Do you need an active or passive DI? It depends on the situation. Generally speaking, if you’ve got a passive instrument, let’s say a guitar with magnetic pickups or a bass guitar, you’d use an active DI. The active DI works really great for my fender bass it’s got passive pickups so I use an active DI.
An active DI also needs to run on batteries or phantom power. An active DI will give you a little bit more signal that way you won’t have to run your mixing console as hard to get the same amount of signal.
Passive DI’s they’re used more for distance or converting a quarter-inch to an XLR. I’d use a passive for keyboards, digital drum kit, anything with active pickups.

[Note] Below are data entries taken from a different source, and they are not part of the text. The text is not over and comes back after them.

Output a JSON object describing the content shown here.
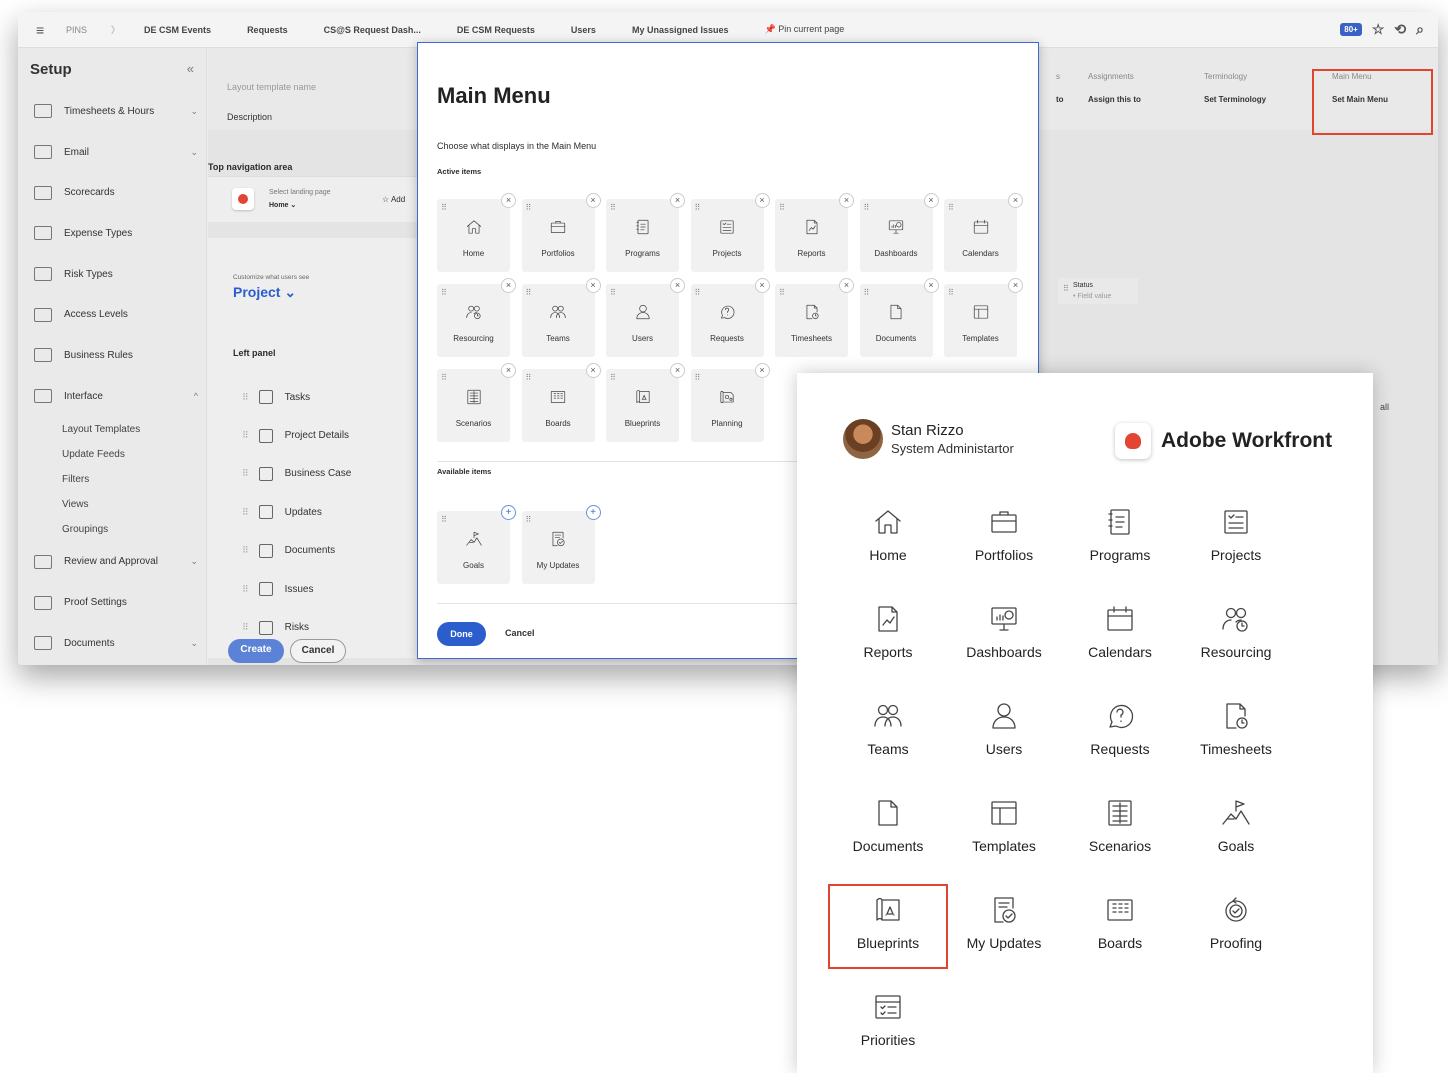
{
  "topbar": {
    "pins": "PINS",
    "items": [
      "DE CSM Events",
      "Requests",
      "CS@S Request Dash...",
      "DE CSM Requests",
      "Users",
      "My Unassigned Issues"
    ],
    "pin_current": "Pin current page",
    "badge": "80+"
  },
  "sidebar": {
    "title": "Setup",
    "items": [
      {
        "label": "Timesheets & Hours",
        "chev": "⌄"
      },
      {
        "label": "Email",
        "chev": "⌄"
      },
      {
        "label": "Scorecards",
        "chev": ""
      },
      {
        "label": "Expense Types",
        "chev": ""
      },
      {
        "label": "Risk Types",
        "chev": ""
      },
      {
        "label": "Access Levels",
        "chev": ""
      },
      {
        "label": "Business Rules",
        "chev": ""
      },
      {
        "label": "Interface",
        "chev": "^"
      }
    ],
    "sub_items": [
      "Layout Templates",
      "Update Feeds",
      "Filters",
      "Views",
      "Groupings"
    ],
    "items_after": [
      {
        "label": "Review and Approval",
        "chev": "⌄"
      },
      {
        "label": "Proof Settings",
        "chev": ""
      },
      {
        "label": "Documents",
        "chev": "⌄"
      }
    ]
  },
  "page": {
    "layout_name_placeholder": "Layout template name",
    "description": "Description",
    "top_nav": "Top navigation area",
    "select_landing": "Select landing page",
    "landing_value": "Home ⌄",
    "add": "Add",
    "customize": "Customize what users see",
    "object": "Project ⌄",
    "left_panel": "Left panel",
    "left_items": [
      "Tasks",
      "Project Details",
      "Business Case",
      "Updates",
      "Documents",
      "Issues",
      "Risks"
    ],
    "create": "Create",
    "cancel": "Cancel",
    "status": "Status",
    "field_value": "• Field value",
    "all": "all",
    "right_cols": [
      {
        "head": "s",
        "action": "to"
      },
      {
        "head": "Assignments",
        "action": "Assign this to"
      },
      {
        "head": "Terminology",
        "action": "Set Terminology"
      },
      {
        "head": "Main Menu",
        "action": "Set Main Menu"
      }
    ]
  },
  "modal": {
    "title": "Main Menu",
    "description": "Choose what displays in the Main Menu",
    "active_label": "Active items",
    "active_items": [
      "Home",
      "Portfolios",
      "Programs",
      "Projects",
      "Reports",
      "Dashboards",
      "Calendars",
      "Resourcing",
      "Teams",
      "Users",
      "Requests",
      "Timesheets",
      "Documents",
      "Templates",
      "Scenarios",
      "Boards",
      "Blueprints",
      "Planning"
    ],
    "available_label": "Available items",
    "available_items": [
      "Goals",
      "My Updates"
    ],
    "done": "Done",
    "cancel": "Cancel"
  },
  "main_menu": {
    "user_name": "Stan Rizzo",
    "user_role": "System Administartor",
    "brand": "Adobe Workfront",
    "items": [
      "Home",
      "Portfolios",
      "Programs",
      "Projects",
      "Reports",
      "Dashboards",
      "Calendars",
      "Resourcing",
      "Teams",
      "Users",
      "Requests",
      "Timesheets",
      "Documents",
      "Templates",
      "Scenarios",
      "Goals",
      "Blueprints",
      "My Updates",
      "Boards",
      "Proofing",
      "Priorities"
    ],
    "selected": "Blueprints"
  },
  "colors": {
    "accent": "#2b5dcd",
    "highlight": "#e0452e"
  }
}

What do they sound like? All DI’s sound different from Radial to Behringer, from Klark Teknik to our brand Titan AV.
Brad put 3 DI Boxes to the test: Klark Teknik, Behringer & Titan AV active Di Box.
All 3 DI’s were set up the same way. Flat EQ, flat on my guitar, same gain structure, same level.
DI’s are about personal preference. Everyone’s got different ears. Everyone hears things differently. When choosing a DI ask yourself these questions. How often will I use it? Will I notice the sound difference? Do I need something high end? Or can I get away with using a DI on a budget?
Test them out, do your research. You’ll figure out what ones best for you.
So now you’ve got the low down on DI’s. If you're in Brisbane come instore and test our DI Boxes for yourself.